Proud of her goat, obviously.

When my grandmother died a few years ago, she left behind her own mother's trunk, filled with photographs (some of them dating from the mid 1800s), stacks of old postcards, a few tragic telegrams, and a letter signed by J. Edgar Hoover about my missing great-aunt, who'd run off to California.  

Many of the pictures don't include names. The fashion--those late 1800s hats!--are clues. So are the events that were deemed important enough to photograph: a baptism in a river, fiddlers, a woman and her bull, a typing class, a flood, a wedding or two, lot of mothers and daughters. The location: Franklin, North Carolina, and thereabouts. 

 New-fangled machinery: let's drink (moonshine) to that! 

New-fangled machinery: let's drink (moonshine) to that! 

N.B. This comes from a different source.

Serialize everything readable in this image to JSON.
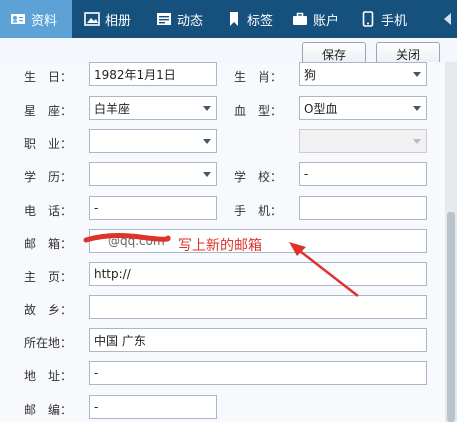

Pulling these relics out once in a while is my version of time travel. There are so many stories in those faces, hints of yearnings in those postcards sent from (what I'm sure seemed like exotic, far-flung places) Atlantic City and Miami. And there are blue notes, too, like the telegrams announcing a soldier's death. And yet there is joy, too, captured in faces--a girl with her goat, a group of fiddlers, men on a wagon-loaded barrel.

 

 

 He's got other fish to fry, so to speak.

He's got other fish to fry, so to speak.